Wed August 10, 2005 - Northeast Edition
CEG



CHARLESTON, WV (AP) High gas prices, and the resulting increase in the cost of asphalt oil, is forcing the West Virginia Division of Highways (DOH) to cut back on paving.

“Unless revenue goes up or fuel prices go down, the amount of roadways we can pave is going to decrease,” said Dennis King, maintenance engineer for the state Division of Highways.

It already has, said Carol Melling, a spokeswoman of the DOH.

A program that resurfaces back roads in Boone, Clay, Kanawha, Mason and Putnam counties completed 20 projects in 2003, but only 15 in 2004. Each project covers an average of 2 mi., Melling said.

“That means a decrease of 10 miles in the amount of roadways resurfaced, which is pretty significant,” said Ron Stanevich, highway engineer of the DOH.

Contractors’ bids have been coming in 3 to 5 percent higher than they did the year before, King said.

The cost for a ton of asphalt in West Virginia is slightly higher than the national average and is climbing at a steady rate.

The national average for asphalt is up 13 percent, from $165 a ton a year ago to $189 a ton, according to Engineering News Record, an industry publication.

In West Virginia, the May 2004 price for a ton of asphalt was $173. Today, that same material costs approximately $197.50 a ton, a 14 percent increase and consistent with national trends.

“We never thought fuel prices would be this high, or that we’d be flirting with $60 a barrel,” said Pat Parsons, executive director of the Asphalt and Pavement Association of West Virginia.

Parsons, whose organization represents approximately 50 paving contractors, said costs are increasing for other materials and services as well.
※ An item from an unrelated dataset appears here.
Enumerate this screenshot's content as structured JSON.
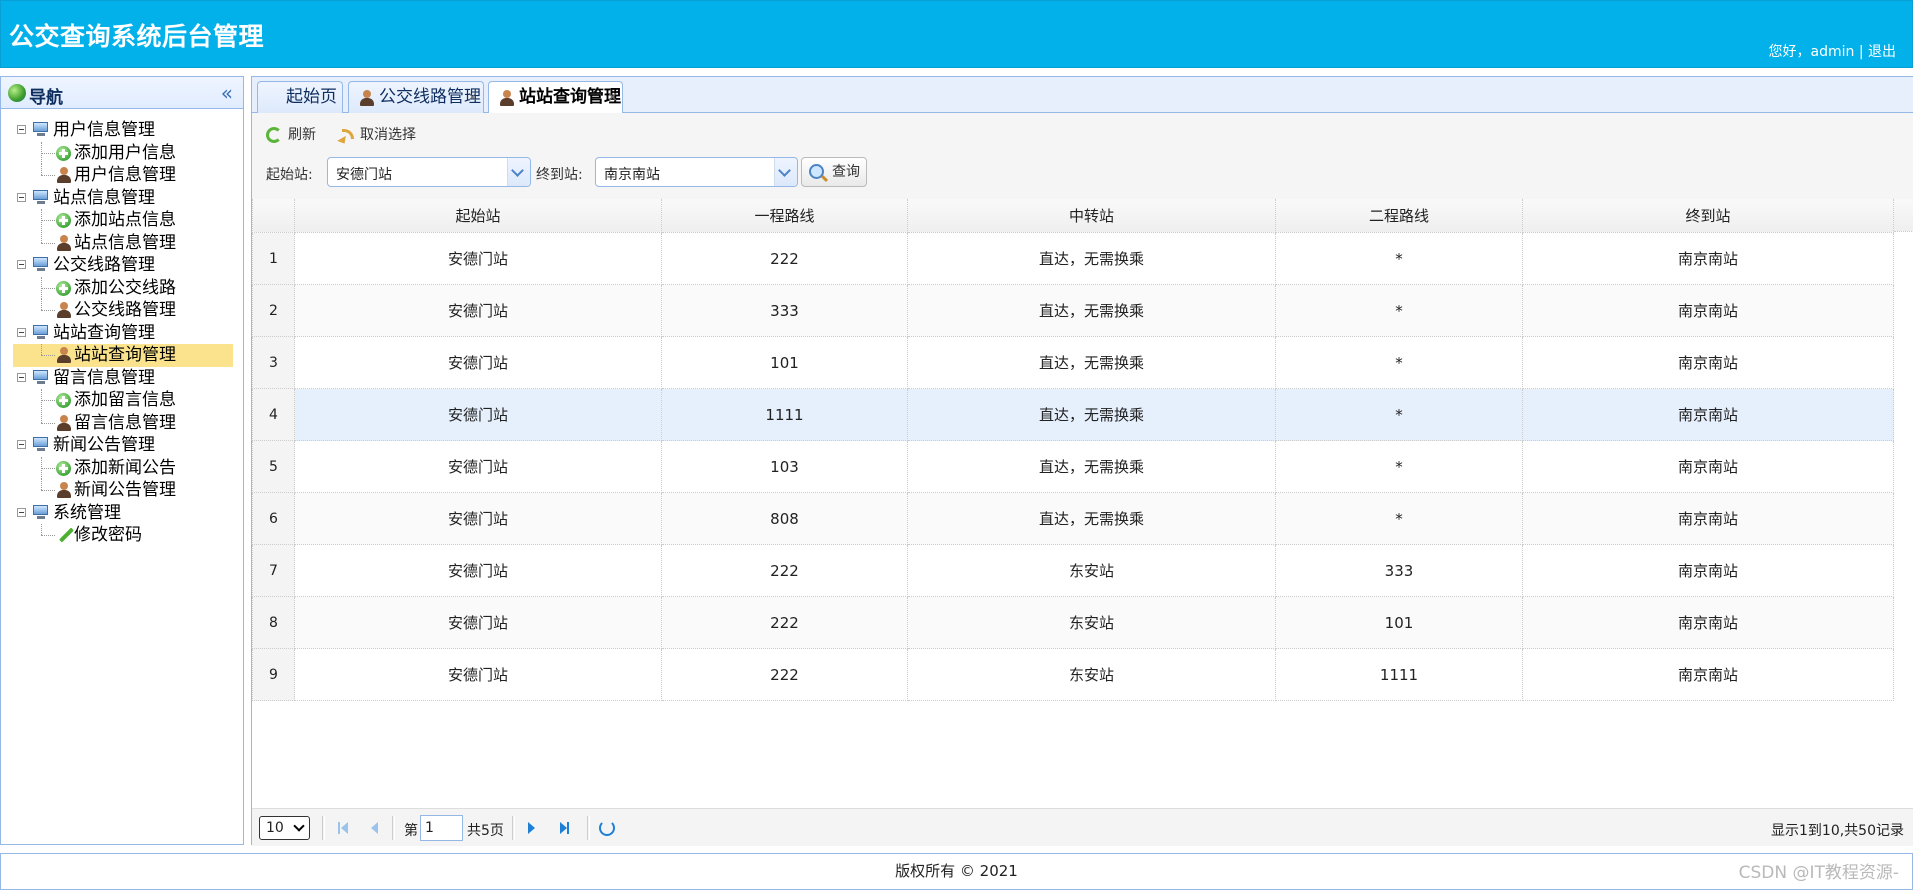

Construction, hauling aggregates and barge rates all have seen a spike in costs.

“How do you plan a year in advance for something you can’t predict?” Parsons said. “It makes it very difficult to assess risk.”